Migrant child in Moria camp, Greece
What is to be done?
A global pandemic requires very local responses. Many governments have failed to meet this challenge, or to act on context-specific data, informed by fundamental human rights obligations. Instead, repatriation in the name of public health has overtaken (or compounded) repatriation at the service of national security and public order. Regardless, for many child and other migrants, the process and the result are the same: cancellation, without consultation or consideration, of plans developed to improve one’s sense of security and wellbeing; removal, without careful reflection or a weighing of the relevant evidence, back to a place intentionally left behind; denial of the right to have one’s best interests individually assessed and evaluated.

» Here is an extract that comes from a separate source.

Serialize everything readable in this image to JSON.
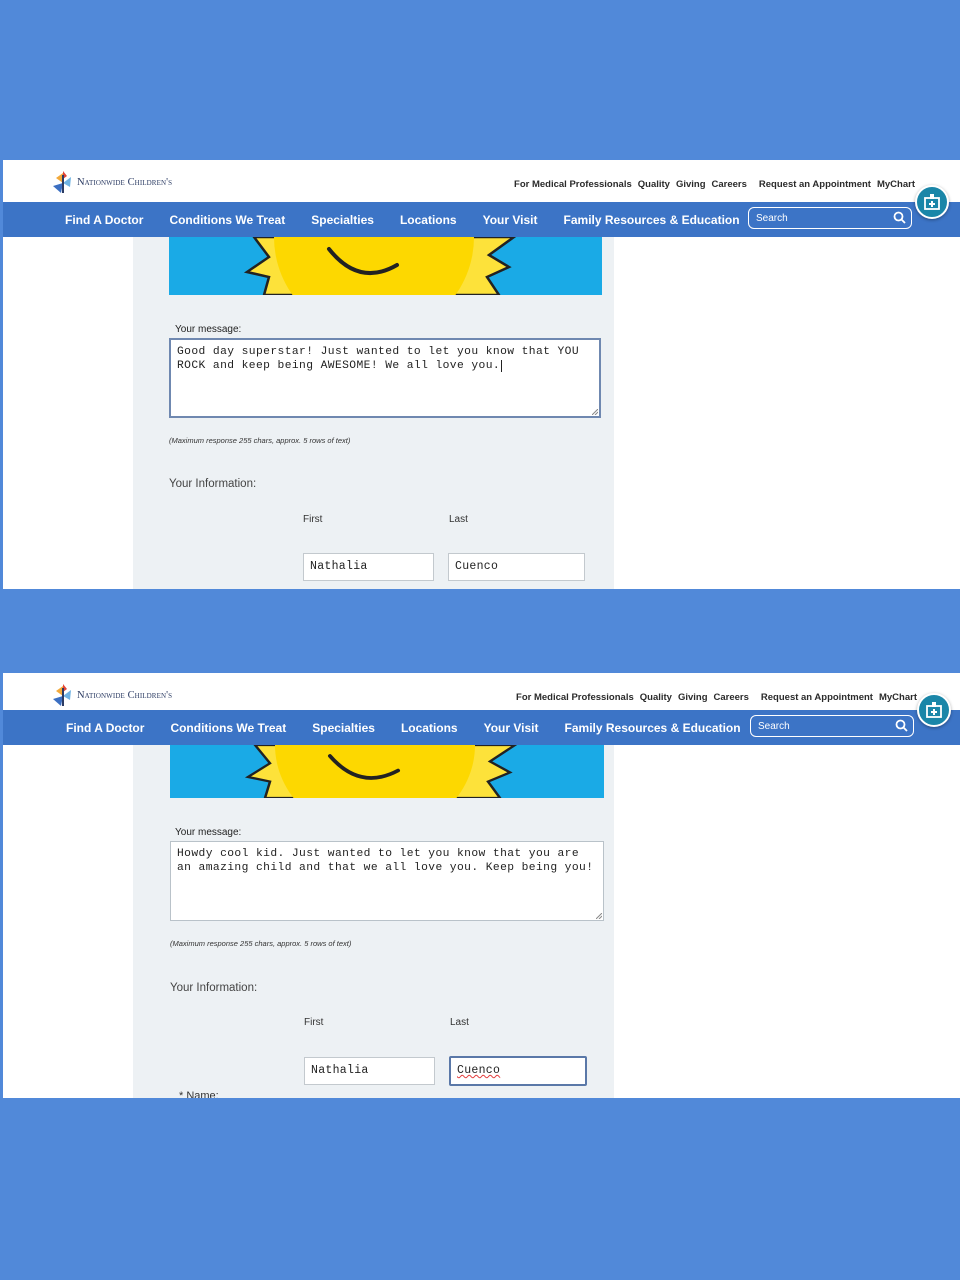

Return “home” may be in the best interests of child laborers toiling in exploitative contexts far from their families, but the return must be supported, planned through consultation, and supervised. Return “home” may be in the best interests of child asylum seekers stuck at a border, but the relevant “home” may be with relatives in the destination – not the origin – country. Return “home” may be best served by an onward journey that affords educational or employment opportunity, as a prelude to a more secure and sustainable voluntary repatriation in the future.
Our research suggests that forced repatriation all too often paves the way for re-migration, at even higher physical, financial and emotional cost than the original journey. Return “home” must be informed by a best interests assessment and determination that takes state child protection obligations as a non-negotiable starting point for public health, public safety and public security. Anything less is an illegitimate abuse of power in the face of vulnerability. Courageous children in search of safety and opportunity are an asset to nurture, not a threat to expunge.